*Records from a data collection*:
Segment Open
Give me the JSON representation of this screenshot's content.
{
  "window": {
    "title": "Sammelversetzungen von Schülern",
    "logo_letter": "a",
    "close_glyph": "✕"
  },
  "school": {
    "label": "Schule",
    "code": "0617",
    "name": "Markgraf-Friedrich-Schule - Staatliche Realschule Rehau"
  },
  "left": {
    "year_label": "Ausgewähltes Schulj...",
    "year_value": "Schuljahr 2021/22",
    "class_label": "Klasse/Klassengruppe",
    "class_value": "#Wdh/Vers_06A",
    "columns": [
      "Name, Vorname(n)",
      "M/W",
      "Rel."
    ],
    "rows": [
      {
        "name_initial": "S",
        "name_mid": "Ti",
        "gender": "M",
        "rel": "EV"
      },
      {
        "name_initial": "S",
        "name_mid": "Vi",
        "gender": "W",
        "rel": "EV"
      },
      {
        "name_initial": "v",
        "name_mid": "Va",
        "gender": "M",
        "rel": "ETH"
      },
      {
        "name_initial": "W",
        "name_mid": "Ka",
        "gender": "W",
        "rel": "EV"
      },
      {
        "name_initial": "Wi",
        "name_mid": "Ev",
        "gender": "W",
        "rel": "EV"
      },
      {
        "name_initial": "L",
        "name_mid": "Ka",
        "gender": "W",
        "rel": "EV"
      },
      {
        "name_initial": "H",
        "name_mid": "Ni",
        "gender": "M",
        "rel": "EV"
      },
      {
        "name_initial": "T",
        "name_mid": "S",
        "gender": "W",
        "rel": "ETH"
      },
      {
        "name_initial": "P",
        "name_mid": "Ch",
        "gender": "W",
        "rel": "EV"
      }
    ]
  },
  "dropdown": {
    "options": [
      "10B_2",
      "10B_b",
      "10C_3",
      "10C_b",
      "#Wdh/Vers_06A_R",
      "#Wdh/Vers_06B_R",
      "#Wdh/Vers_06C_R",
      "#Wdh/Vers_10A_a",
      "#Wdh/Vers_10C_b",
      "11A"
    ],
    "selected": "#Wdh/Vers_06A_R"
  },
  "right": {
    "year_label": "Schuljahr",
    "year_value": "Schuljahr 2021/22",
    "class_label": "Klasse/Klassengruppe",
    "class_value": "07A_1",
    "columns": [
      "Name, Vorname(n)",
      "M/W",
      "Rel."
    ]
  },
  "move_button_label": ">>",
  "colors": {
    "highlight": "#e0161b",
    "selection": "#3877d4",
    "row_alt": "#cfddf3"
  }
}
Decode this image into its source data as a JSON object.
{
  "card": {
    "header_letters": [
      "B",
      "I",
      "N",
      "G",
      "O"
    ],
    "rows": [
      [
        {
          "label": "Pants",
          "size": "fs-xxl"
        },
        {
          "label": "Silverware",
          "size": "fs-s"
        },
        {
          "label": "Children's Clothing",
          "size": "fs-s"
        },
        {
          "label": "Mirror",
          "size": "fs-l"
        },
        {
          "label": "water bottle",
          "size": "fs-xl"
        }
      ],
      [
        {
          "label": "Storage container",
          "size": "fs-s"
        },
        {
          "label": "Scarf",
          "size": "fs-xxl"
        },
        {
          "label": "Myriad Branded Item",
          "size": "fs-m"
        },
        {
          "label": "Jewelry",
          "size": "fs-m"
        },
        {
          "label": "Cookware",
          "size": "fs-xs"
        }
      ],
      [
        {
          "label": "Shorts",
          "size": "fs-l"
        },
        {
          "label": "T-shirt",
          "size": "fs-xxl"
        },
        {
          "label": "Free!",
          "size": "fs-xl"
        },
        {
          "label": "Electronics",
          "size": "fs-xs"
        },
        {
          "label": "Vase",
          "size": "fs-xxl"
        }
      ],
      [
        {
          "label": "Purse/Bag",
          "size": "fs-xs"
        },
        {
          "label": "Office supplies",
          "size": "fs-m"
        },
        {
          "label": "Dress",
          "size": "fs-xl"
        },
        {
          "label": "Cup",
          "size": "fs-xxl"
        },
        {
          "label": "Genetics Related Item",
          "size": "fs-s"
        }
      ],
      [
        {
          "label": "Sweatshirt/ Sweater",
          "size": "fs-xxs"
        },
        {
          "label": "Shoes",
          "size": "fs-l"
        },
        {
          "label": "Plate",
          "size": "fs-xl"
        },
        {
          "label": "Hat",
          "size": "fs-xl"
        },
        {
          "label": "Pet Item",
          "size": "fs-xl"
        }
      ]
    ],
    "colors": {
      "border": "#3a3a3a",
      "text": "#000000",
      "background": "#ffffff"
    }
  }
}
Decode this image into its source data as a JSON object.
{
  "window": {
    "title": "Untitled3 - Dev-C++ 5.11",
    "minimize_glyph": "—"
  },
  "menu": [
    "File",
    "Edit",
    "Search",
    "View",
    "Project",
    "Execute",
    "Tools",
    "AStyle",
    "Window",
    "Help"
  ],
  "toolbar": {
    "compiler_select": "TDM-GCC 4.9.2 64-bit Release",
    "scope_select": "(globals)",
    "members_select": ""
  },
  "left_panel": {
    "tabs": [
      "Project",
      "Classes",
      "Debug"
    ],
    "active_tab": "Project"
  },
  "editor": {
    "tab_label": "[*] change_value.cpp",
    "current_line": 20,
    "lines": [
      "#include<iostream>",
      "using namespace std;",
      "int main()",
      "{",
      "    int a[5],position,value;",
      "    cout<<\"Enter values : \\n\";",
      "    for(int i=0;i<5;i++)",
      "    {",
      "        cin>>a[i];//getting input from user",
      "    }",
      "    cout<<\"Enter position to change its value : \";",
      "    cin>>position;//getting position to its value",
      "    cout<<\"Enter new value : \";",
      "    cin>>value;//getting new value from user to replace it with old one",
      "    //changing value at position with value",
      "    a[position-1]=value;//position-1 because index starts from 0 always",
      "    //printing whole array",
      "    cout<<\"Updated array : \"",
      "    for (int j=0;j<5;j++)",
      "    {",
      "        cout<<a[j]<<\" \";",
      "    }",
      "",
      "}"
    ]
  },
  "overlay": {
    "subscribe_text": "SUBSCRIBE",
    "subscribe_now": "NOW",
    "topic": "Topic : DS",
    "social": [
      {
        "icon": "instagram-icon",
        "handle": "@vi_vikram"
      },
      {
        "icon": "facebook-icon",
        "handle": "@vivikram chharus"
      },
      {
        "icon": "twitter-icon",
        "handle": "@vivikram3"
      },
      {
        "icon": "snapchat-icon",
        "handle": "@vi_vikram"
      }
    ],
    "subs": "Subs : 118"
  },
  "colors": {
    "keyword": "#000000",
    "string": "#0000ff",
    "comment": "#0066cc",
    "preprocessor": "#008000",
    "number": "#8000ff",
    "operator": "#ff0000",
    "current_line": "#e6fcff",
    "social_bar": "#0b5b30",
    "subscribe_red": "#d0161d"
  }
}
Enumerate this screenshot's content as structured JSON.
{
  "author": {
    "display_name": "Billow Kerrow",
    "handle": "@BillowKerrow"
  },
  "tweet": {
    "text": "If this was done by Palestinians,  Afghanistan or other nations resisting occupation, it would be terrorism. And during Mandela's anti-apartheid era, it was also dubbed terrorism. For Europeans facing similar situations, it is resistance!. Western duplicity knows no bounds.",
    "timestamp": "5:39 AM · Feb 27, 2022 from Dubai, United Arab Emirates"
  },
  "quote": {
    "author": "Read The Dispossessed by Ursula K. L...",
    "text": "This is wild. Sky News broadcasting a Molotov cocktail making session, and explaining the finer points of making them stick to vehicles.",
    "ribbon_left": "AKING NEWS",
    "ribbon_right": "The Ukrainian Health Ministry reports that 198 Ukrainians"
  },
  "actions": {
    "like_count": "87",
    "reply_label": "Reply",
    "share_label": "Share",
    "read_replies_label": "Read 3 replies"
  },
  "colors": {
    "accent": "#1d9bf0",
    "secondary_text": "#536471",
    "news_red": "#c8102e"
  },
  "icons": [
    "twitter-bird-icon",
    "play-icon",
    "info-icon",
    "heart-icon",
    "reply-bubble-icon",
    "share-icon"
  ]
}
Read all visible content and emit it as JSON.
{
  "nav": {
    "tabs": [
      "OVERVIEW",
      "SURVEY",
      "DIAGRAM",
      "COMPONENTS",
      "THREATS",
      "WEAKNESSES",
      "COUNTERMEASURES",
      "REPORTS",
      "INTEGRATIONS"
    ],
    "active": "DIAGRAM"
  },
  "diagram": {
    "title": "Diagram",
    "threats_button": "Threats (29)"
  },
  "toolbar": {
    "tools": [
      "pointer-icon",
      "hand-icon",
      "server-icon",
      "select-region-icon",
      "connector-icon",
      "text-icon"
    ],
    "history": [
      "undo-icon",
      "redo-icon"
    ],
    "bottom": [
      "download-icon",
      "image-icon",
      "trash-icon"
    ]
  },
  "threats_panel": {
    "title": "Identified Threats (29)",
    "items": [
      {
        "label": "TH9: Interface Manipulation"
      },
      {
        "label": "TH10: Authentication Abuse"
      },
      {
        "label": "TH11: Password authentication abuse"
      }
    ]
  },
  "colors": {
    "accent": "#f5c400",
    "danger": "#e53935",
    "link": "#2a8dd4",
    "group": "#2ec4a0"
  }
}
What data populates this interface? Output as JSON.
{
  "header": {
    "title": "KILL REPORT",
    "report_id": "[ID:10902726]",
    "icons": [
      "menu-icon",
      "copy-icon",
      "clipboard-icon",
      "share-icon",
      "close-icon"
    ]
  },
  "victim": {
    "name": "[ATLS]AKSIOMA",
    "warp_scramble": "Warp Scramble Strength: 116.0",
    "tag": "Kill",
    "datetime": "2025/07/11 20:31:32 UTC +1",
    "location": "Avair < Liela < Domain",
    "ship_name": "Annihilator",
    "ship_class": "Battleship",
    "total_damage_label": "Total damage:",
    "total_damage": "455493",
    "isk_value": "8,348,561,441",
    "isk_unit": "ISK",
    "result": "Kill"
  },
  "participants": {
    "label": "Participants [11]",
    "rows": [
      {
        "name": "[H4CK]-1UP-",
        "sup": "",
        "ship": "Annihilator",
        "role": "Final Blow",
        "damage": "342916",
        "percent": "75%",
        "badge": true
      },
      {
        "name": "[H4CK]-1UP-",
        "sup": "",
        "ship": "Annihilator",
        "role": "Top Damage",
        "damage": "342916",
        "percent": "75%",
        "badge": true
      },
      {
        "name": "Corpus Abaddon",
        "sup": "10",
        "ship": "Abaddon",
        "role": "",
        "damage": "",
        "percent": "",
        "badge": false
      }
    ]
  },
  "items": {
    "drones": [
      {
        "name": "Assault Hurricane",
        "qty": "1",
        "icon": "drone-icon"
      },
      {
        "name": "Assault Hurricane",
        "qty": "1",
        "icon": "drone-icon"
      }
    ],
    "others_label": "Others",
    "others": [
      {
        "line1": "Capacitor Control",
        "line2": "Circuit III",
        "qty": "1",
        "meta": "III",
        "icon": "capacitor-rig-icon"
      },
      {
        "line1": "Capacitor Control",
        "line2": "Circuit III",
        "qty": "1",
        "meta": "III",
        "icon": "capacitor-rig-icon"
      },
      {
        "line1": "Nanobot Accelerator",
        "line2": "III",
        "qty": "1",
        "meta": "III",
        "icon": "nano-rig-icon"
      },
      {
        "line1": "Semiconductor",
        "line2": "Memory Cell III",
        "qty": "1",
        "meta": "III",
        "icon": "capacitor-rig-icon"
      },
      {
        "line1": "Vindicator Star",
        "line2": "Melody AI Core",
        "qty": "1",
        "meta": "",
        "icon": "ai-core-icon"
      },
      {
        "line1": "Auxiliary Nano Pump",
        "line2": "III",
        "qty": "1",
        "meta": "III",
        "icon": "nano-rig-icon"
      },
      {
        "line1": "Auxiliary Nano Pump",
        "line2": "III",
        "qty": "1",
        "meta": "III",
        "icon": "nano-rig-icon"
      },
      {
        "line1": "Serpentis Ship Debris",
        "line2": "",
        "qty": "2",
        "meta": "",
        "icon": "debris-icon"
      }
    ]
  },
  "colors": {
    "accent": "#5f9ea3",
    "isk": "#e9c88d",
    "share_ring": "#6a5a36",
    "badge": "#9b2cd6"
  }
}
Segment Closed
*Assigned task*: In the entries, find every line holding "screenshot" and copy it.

*Response to this task*:
Give me the JSON representation of this screenshot's content.
Enumerate this screenshot's content as structured JSON.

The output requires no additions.